To remedy this, ASEAN’s latest chair, Hun Sen’s Cambodia, has tried a different tact: direct engagement with the military. However, this approach already appears to be backfiring: Hun Sen has so far been left with egg on his face following a visit to Naypyidaw in which an increasingly needy Min Aung Hlaing both requested Hun Sen be his “godbrother” and promised that he would extend the junta’s long mooted fantasy ceasefire. Despite Phnom Penh’s Peace Palace churning out much questionable PR from the visit, the junta has tangibly and undeniably intensified airstrikes since the promise was made, causing reputational damage that Hun Sen, it appears, is already looking to minimise. The military has also doubled down on its commitment to ban envoys from visiting elected representative of the CRPH and NUG (whom it now terms a “terrorist organization”), instead promoting people it terms “NLD leaders” — typically retired, cowered, or senile former NLD politicians — to international diplomats (the NLD CEC itself claims that the junta has detained or imprisoned three quarters of its leadership to date).
The Cambodian envoy has therefore quickly backtracked on inviting foreign minister Wunna Maung Lwin to an upcoming ASEAN Retreat — cancelled once already following what many presume was a diplomatic boycott by bloc members wishing to uphold the junta’s ban. Cambodia, seen by many as the junta’s last hope, is once again quickly falling back in line with the rest of ASEAN. Although neighboring autocrats — such as Prayuth’s Thailand — risk much by alienating the military, the instability caused by the coup, the human catastrophe sending tens of thousands across Burma’s borders, and the pariah status being cultivated by Naypyidaw mean that there has rarely been a harder time for them to commit to cosying up to the generals.

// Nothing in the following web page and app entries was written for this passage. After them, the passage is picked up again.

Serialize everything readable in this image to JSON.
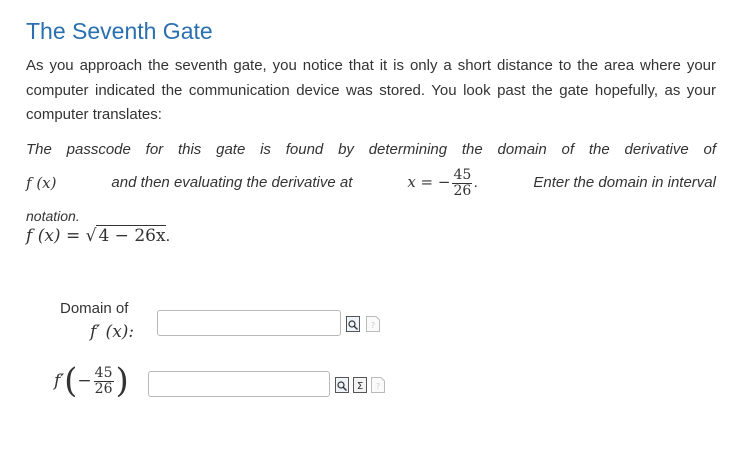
{
  "heading": "The Seventh Gate",
  "story": "As you approach the seventh gate, you notice that it is only a short distance to the area where your computer indicated the communication device was stored. You look past the gate hopefully, as your computer translates:",
  "task": {
    "part1": "The passcode for this gate is found by determining the domain of the derivative of",
    "f_of_x": "f (x)",
    "part2": "and then evaluating the derivative at",
    "x_eq": "x = −",
    "num": "45",
    "den": "26",
    "period": ".",
    "part3": "Enter the domain in interval",
    "part4": "notation."
  },
  "function_def": {
    "lhs": "f (x) = ",
    "radical": "√",
    "radicand": "4 − 26x",
    "end": "."
  },
  "answer1": {
    "label_line1": "Domain of",
    "label_line2": "f′ (x):",
    "value": "",
    "icons": [
      "preview-icon",
      "help-icon"
    ]
  },
  "answer2": {
    "label_fprime": "f′",
    "open_paren": "(",
    "minus": "−",
    "num": "45",
    "den": "26",
    "close_paren": ")",
    "value": "",
    "icons": [
      "preview-icon",
      "equation-editor-icon",
      "help-icon"
    ]
  }
}
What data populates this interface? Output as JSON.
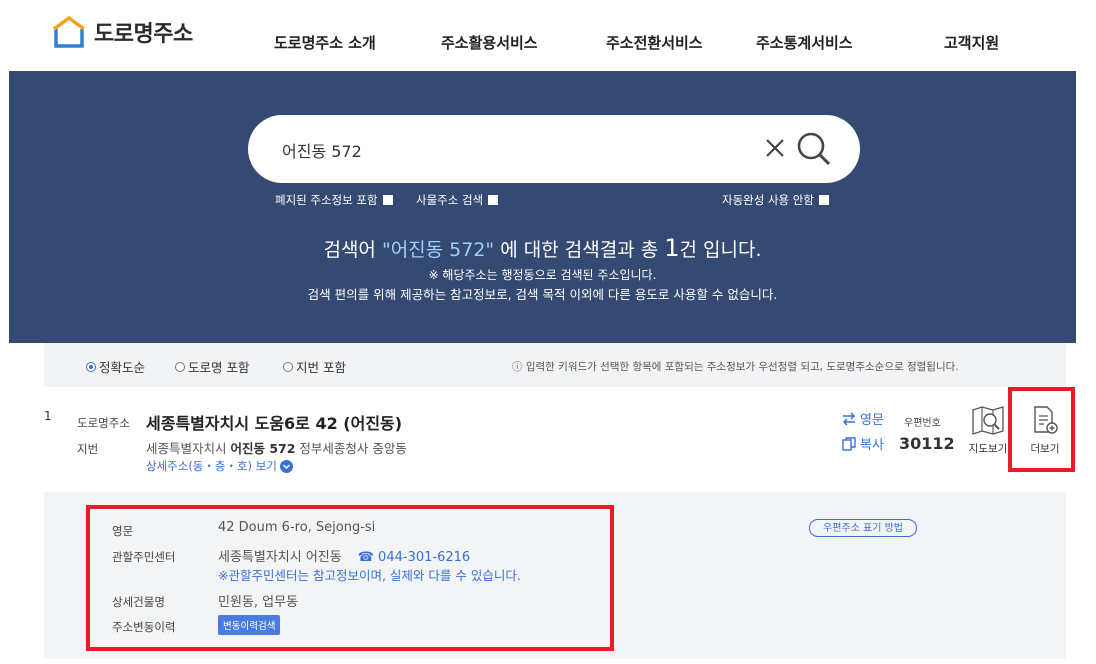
{
  "header": {
    "logo_text": "도로명주소",
    "nav": [
      "도로명주소 소개",
      "주소활용서비스",
      "주소전환서비스",
      "주소통계서비스",
      "고객지원"
    ]
  },
  "search": {
    "value": "어진동 572",
    "options": {
      "abolished": "폐지된 주소정보 포함",
      "thing": "사물주소 검색",
      "autocomplete_off": "자동완성 사용 안함"
    }
  },
  "result_summary": {
    "prefix": "검색어 ",
    "keyword": "\"어진동 572\"",
    "middle": " 에 대한 검색결과 총 ",
    "count": "1",
    "suffix": "건 입니다.",
    "note1": "※ 해당주소는 행정동으로 검색된 주소입니다.",
    "note2": "검색 편의를 위해 제공하는 참고정보로, 검색 목적 이외에 다른 용도로 사용할 수 없습니다."
  },
  "filters": {
    "options": [
      "정확도순",
      "도로명 포함",
      "지번 포함"
    ],
    "selected": "정확도순",
    "hint": "ⓘ 입력한 키워드가 선택한 항목에 포함되는 주소정보가 우선정렬 되고, 도로명주소순으로 정렬됩니다."
  },
  "result": {
    "number": "1",
    "road_label": "도로명주소",
    "road_address": "세종특별자치시 도움6로 42 (어진동)",
    "jibun_label": "지번",
    "jibun_pre": "세종특별자치시 ",
    "jibun_bold": "어진동 572",
    "jibun_post": " 정부세종청사 중앙동",
    "detail_link": "상세주소(동・층・호) 보기",
    "english_btn": "영문",
    "copy_btn": "복사",
    "zip_label": "우편번호",
    "zip_code": "30112",
    "map_btn": "지도보기",
    "more_btn": "더보기"
  },
  "detail": {
    "english_label": "영문",
    "english_value": "42 Doum 6-ro, Sejong-si",
    "center_label": "관할주민센터",
    "center_value": "세종특별자치시 어진동",
    "center_phone": "☎ 044-301-6216",
    "center_note": "※관할주민센터는 참고정보이며, 실제와 다를 수 있습니다.",
    "building_label": "상세건물명",
    "building_value": "민원동, 업무동",
    "history_label": "주소변동이력",
    "history_btn": "변동이력검색",
    "zip_method_btn": "우편주소 표기 방법"
  },
  "colors": {
    "hero_bg": "#344a73",
    "accent_blue": "#3a6fd8",
    "highlight_red": "#e51d26",
    "logo_blue": "#2f80d1",
    "logo_orange": "#f4a21b"
  }
}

All in all, both the junta’s post-coup economic ineptitude and diplomatic petulance are leaving it with very little room to manoeuvre on the international stage: the UN’s indefinite deferral of a decision on Burma’s representation at the General Assembly, leaving pro-democracy diplomat, Kyaw Moe Tun, as ambassador, being another case in point. At the same time, historic economic links and the military’s continued preeminence in the violent use of force will mean that many nations will continue to hedge their bets and work with all sides to the conflict, no doubt leading to unabating human misery and economic and social decline within Burma.
However, there has never been a time where the capitulation of the junta, now with very little to offer the world, would be so uncritically accepted by the entire international community. Min Aung Hlaing — despite in many ways attempting to mould Burma in the image of, for example, autocratic Beijing or Thailand’s coup leaders — has all but proven to the world that, unlike other regimes, he has no viable plan to establish internal credibility or long-term economic and geo-political stability. Crucially, as we reach this unprecedented new juncture, the rest of the world is beginning to factor a serious new contender into its realpolitik: the NUG and the resistance movement.